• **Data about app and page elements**
•••••

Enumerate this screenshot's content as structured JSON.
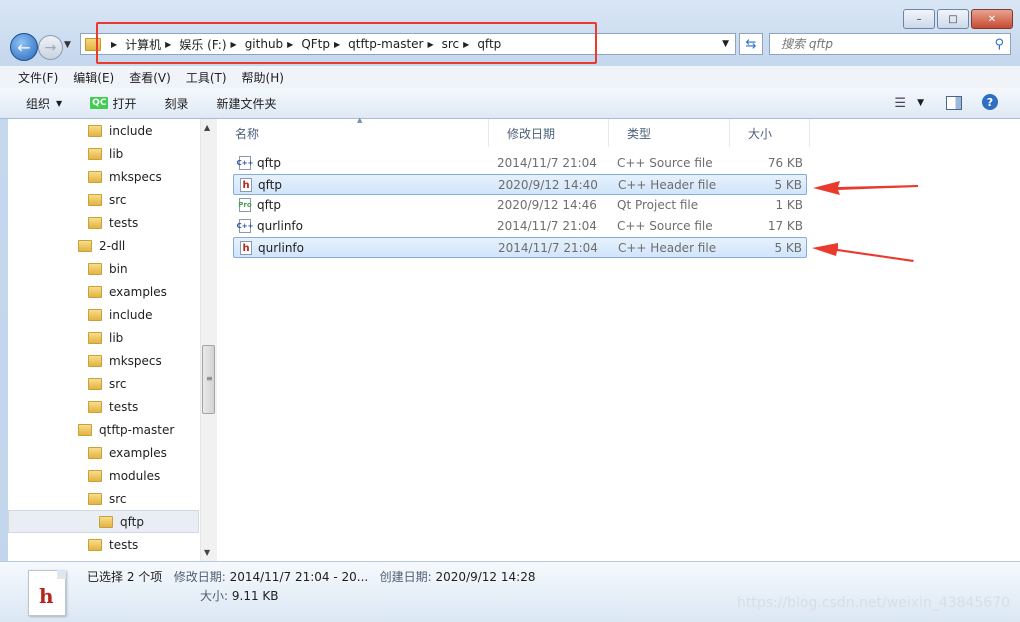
{
  "titlebar": {
    "min": "–",
    "max": "□",
    "close": "✕"
  },
  "nav": {
    "back_glyph": "←",
    "fwd_glyph": "→",
    "breadcrumb": [
      "计算机",
      "娱乐 (F:)",
      "github",
      "QFtp",
      "qtftp-master",
      "src",
      "qftp"
    ],
    "refresh_glyph": "⇆",
    "search_placeholder": "搜索 qftp"
  },
  "menu": [
    "文件(F)",
    "编辑(E)",
    "查看(V)",
    "工具(T)",
    "帮助(H)"
  ],
  "toolbar": {
    "organize": "组织",
    "open": "打开",
    "open_badge": "QC",
    "burn": "刻录",
    "new_folder": "新建文件夹",
    "help": "?"
  },
  "tree": [
    {
      "label": "include",
      "depth": 1
    },
    {
      "label": "lib",
      "depth": 1
    },
    {
      "label": "mkspecs",
      "depth": 1
    },
    {
      "label": "src",
      "depth": 1
    },
    {
      "label": "tests",
      "depth": 1
    },
    {
      "label": "2-dll",
      "depth": 0
    },
    {
      "label": "bin",
      "depth": 1
    },
    {
      "label": "examples",
      "depth": 1
    },
    {
      "label": "include",
      "depth": 1
    },
    {
      "label": "lib",
      "depth": 1
    },
    {
      "label": "mkspecs",
      "depth": 1
    },
    {
      "label": "src",
      "depth": 1
    },
    {
      "label": "tests",
      "depth": 1
    },
    {
      "label": "qtftp-master",
      "depth": 0
    },
    {
      "label": "examples",
      "depth": 1
    },
    {
      "label": "modules",
      "depth": 1
    },
    {
      "label": "src",
      "depth": 1
    },
    {
      "label": "qftp",
      "depth": 2,
      "selected": true
    },
    {
      "label": "tests",
      "depth": 1
    }
  ],
  "columns": {
    "name": "名称",
    "date": "修改日期",
    "type": "类型",
    "size": "大小"
  },
  "files": [
    {
      "name": "qftp",
      "date": "2014/11/7 21:04",
      "type": "C++ Source file",
      "size": "76 KB",
      "icon": "cpp",
      "icon_text": "C++",
      "selected": false
    },
    {
      "name": "qftp",
      "date": "2020/9/12 14:40",
      "type": "C++ Header file",
      "size": "5 KB",
      "icon": "h",
      "icon_text": "h",
      "selected": true
    },
    {
      "name": "qftp",
      "date": "2020/9/12 14:46",
      "type": "Qt Project file",
      "size": "1 KB",
      "icon": "pro",
      "icon_text": "Pro",
      "selected": false
    },
    {
      "name": "qurlinfo",
      "date": "2014/11/7 21:04",
      "type": "C++ Source file",
      "size": "17 KB",
      "icon": "cpp",
      "icon_text": "C++",
      "selected": false
    },
    {
      "name": "qurlinfo",
      "date": "2014/11/7 21:04",
      "type": "C++ Header file",
      "size": "5 KB",
      "icon": "h",
      "icon_text": "h",
      "selected": true
    }
  ],
  "details": {
    "icon_text": "h",
    "selected_count": "已选择 2 个项",
    "modified_label": "修改日期:",
    "modified_value": "2014/11/7 21:04 - 20...",
    "created_label": "创建日期:",
    "created_value": "2020/9/12 14:28",
    "size_label": "大小:",
    "size_value": "9.11 KB"
  },
  "watermark": "https://blog.csdn.net/weixin_43845670",
  "colors": {
    "annotation_red": "#ea3a2e",
    "selection_border": "#84acdd",
    "header_icon_red": "#b5261e"
  }
}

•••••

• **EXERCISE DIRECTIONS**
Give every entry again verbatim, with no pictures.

• **RESULT OF THE EXERCISE**
Enumerate this screenshot's content as structured JSON.
{
  "titlebar": {
    "min": "–",
    "max": "□",
    "close": "✕"
  },
  "nav": {
    "back_glyph": "←",
    "fwd_glyph": "→",
    "breadcrumb": [
      "计算机",
      "娱乐 (F:)",
      "github",
      "QFtp",
      "qtftp-master",
      "src",
      "qftp"
    ],
    "refresh_glyph": "⇆",
    "search_placeholder": "搜索 qftp"
  },
  "menu": [
    "文件(F)",
    "编辑(E)",
    "查看(V)",
    "工具(T)",
    "帮助(H)"
  ],
  "toolbar": {
    "organize": "组织",
    "open": "打开",
    "open_badge": "QC",
    "burn": "刻录",
    "new_folder": "新建文件夹",
    "help": "?"
  },
  "tree": [
    {
      "label": "include",
      "depth": 1
    },
    {
      "label": "lib",
      "depth": 1
    },
    {
      "label": "mkspecs",
      "depth": 1
    },
    {
      "label": "src",
      "depth": 1
    },
    {
      "label": "tests",
      "depth": 1
    },
    {
      "label": "2-dll",
      "depth": 0
    },
    {
      "label": "bin",
      "depth": 1
    },
    {
      "label": "examples",
      "depth": 1
    },
    {
      "label": "include",
      "depth": 1
    },
    {
      "label": "lib",
      "depth": 1
    },
    {
      "label": "mkspecs",
      "depth": 1
    },
    {
      "label": "src",
      "depth": 1
    },
    {
      "label": "tests",
      "depth": 1
    },
    {
      "label": "qtftp-master",
      "depth": 0
    },
    {
      "label": "examples",
      "depth": 1
    },
    {
      "label": "modules",
      "depth": 1
    },
    {
      "label": "src",
      "depth": 1
    },
    {
      "label": "qftp",
      "depth": 2,
      "selected": true
    },
    {
      "label": "tests",
      "depth": 1
    }
  ],
  "columns": {
    "name": "名称",
    "date": "修改日期",
    "type": "类型",
    "size": "大小"
  },
  "files": [
    {
      "name": "qftp",
      "date": "2014/11/7 21:04",
      "type": "C++ Source file",
      "size": "76 KB",
      "icon": "cpp",
      "icon_text": "C++",
      "selected": false
    },
    {
      "name": "qftp",
      "date": "2020/9/12 14:40",
      "type": "C++ Header file",
      "size": "5 KB",
      "icon": "h",
      "icon_text": "h",
      "selected": true
    },
    {
      "name": "qftp",
      "date": "2020/9/12 14:46",
      "type": "Qt Project file",
      "size": "1 KB",
      "icon": "pro",
      "icon_text": "Pro",
      "selected": false
    },
    {
      "name": "qurlinfo",
      "date": "2014/11/7 21:04",
      "type": "C++ Source file",
      "size": "17 KB",
      "icon": "cpp",
      "icon_text": "C++",
      "selected": false
    },
    {
      "name": "qurlinfo",
      "date": "2014/11/7 21:04",
      "type": "C++ Header file",
      "size": "5 KB",
      "icon": "h",
      "icon_text": "h",
      "selected": true
    }
  ],
  "details": {
    "icon_text": "h",
    "selected_count": "已选择 2 个项",
    "modified_label": "修改日期:",
    "modified_value": "2014/11/7 21:04 - 20...",
    "created_label": "创建日期:",
    "created_value": "2020/9/12 14:28",
    "size_label": "大小:",
    "size_value": "9.11 KB"
  },
  "watermark": "https://blog.csdn.net/weixin_43845670",
  "colors": {
    "annotation_red": "#ea3a2e",
    "selection_border": "#84acdd",
    "header_icon_red": "#b5261e"
  }
}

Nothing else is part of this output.